The other day, I hit 200 followers, and 1,000 likes! Thanks everyone for all of the support! Here’s to 200 more followers!
I wasn’t diggin’ this week’s Top 10 Tuesday topic, so I switched it up a little bit. I actually think I’m pretty good at representing the books I love, and the books I hate (no one’s ever accused me of hiding my opinions…). Instead of simply doing 10 great books I haven’t mentioned recently, I’m doing 5 books that deserve more shine, and 5 books that can exit stage left. As always, feel free to leave some additions in the comments!
5 Books That Deserve More Shine
1.Discourse on Colonialism, by Aime Cesaire: Have you ever read a book and wished you had the author’s smarts?
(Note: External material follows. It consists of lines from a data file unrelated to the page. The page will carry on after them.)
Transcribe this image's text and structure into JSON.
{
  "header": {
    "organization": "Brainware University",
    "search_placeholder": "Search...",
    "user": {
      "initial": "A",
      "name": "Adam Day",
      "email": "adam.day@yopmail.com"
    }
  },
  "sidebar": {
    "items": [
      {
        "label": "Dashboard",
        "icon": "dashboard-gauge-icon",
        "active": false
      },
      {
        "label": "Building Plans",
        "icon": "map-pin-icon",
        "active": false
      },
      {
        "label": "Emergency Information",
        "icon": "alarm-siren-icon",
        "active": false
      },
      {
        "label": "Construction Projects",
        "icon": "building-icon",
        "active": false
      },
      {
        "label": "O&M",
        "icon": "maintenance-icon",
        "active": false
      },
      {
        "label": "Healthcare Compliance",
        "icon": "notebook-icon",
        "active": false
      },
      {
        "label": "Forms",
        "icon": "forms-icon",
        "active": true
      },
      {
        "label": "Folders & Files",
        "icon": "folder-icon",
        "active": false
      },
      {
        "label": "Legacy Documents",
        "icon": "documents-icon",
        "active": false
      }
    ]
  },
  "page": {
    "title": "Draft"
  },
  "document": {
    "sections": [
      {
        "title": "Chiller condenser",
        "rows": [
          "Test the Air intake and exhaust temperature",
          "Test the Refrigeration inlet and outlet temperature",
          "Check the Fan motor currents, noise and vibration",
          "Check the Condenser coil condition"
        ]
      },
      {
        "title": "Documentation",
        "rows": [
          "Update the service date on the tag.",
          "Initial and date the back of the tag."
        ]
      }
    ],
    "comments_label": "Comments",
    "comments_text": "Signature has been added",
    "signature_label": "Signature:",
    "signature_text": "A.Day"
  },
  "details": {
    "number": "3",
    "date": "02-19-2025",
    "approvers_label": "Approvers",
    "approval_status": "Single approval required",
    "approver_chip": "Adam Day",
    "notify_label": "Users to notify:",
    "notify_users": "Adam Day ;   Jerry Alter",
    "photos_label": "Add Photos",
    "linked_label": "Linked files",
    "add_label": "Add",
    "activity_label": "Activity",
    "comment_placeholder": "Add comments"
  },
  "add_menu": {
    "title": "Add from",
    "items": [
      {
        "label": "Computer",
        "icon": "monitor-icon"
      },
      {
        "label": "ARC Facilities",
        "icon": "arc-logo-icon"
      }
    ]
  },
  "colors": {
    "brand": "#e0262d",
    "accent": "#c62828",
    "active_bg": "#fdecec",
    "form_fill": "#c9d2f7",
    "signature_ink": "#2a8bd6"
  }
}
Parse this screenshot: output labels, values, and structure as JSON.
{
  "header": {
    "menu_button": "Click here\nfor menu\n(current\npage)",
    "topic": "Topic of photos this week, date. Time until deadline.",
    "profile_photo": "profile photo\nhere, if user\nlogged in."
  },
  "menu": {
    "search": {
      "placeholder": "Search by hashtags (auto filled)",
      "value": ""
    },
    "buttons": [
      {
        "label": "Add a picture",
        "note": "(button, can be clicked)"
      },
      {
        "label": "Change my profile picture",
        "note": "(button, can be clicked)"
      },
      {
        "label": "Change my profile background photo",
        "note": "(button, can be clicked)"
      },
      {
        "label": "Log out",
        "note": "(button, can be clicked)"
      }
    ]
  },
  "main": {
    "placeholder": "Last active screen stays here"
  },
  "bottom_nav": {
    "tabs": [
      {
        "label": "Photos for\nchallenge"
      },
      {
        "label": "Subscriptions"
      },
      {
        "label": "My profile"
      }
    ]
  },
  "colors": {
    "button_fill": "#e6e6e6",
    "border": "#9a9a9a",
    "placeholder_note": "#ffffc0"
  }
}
That’s how I felt after reading Discourse on Colonialism. Aime Cesaire, one of the fathers of the negritude intellectual movement, was an absolutely brilliant man. This book was required reading during my first semester of college, alongside Pedagogy of the Oppressed (see below) and Wretched of the Earth. Each of these books are mighty all on their own, but together? They pack a mean punch.
2. An Indigenous Peoples’ History of the United States, by Roxanne Dunbar-Ortiz: I have a confession, y’all. I haven’t finished this book yet. Historical books take me twice as long to read, because I contextualize the history I’m reading within the history I already know. However, I haven’t heard nearly enough about this book, considering how much I like it already.
3. Pedagogy of the Oppressed, by Paulo Freire: Anyone who knows me is aware that this is one of my top 10 most influential books– ever. It’s an extremely heavy read, as you can likely tell from the title, but Paulo Freire is a genius. This book was required reading in the first semester of college, alongside Discourse, but it really deserves a reread.
4. Jubilee, by Margaret Walker: Brown Girl Reading and One Small Paw hosted a Black History Month readalong for Jubiliee. I couldn’t join, because I already had a crammed dance card, but this is yet another book that I recommend. It’s a big one, I warn you, but its entirely worth it. This book was required reading freshman year of high school, and was probably my favorite pick of that entire year.
5. The Things They Carried, by Tim O Brien: Yet another of my required books, this time for 12th grade English class. It’s one of the few books over which my non-reading boyfriend and I can bond. Yes, it’s about war, but it’s more about the people who fight these wars.
5 Books That Can Exit Stage Left
1. Chronicles of Narnia, by C.S. Lewis: I tried to read this series. I really did. It’s just such a snooze fest, that I didn’t even particularly want to see the movies, either. I’ve enjoyed other C.S. Lewis books, though, such as The Four Loves.
2. Heart of Darkness, by Joseph Conrad: One of the worst assignments of 10th grade was having to juxtapose Heart of Darkness with Ellison’s Invisible Man. Each student was given a different book to compare and contrast with Ellison– I thought it was somewhat insensitive essay my teacher to make Heart of Darkness among the choices. If I had the chance to write that paper again, I’d write the hell out of that essay, but at 14, I don’t think I was quite ready. I just ended up…angry and confused.
3. 50 Shades of Grey, by E.L James: I’m not one of the people who thought 50 Shades of Grey was awful. I was highly entertained throughout the trilogy, even though I’d never date Christian or Anastasia Grey. That said, the book seemed to inspire way too much adoration and vitriol from both sides of the aisle. It’s really not enough of a series to feel that strongly about, guys. Lets just let it fade away, and make room for more Sylvia Day.
4. Faces at the Bottom of the Well, by Derrick Bell: This is the only book from our book club that I haven’t enjoyed thus far. I just wasn’t a fan of the book’s format, and the author’s writing style. I like books that say what they need to say, and I thought the use of allegory detracted from this. I’m not sure if there is/was hype surrounding this book, but I just wish this book would have stayed away from my book club. Which is really a shame, because it had so much to say.
5. The Giver, by Lois Lowry: I never, ever, ever understood the hype around The Giver. It just wasn’t special. It’s mandatory reading where I live, as part of our middle grade dystopian unit. Just the idea of putting The Giver alongside real books such as Brave New World and 1984 makes me cringe.
What books do you wish had gotten a little bit more shine? Which books do you wish people would stop talking about ? Let me know in the comments below!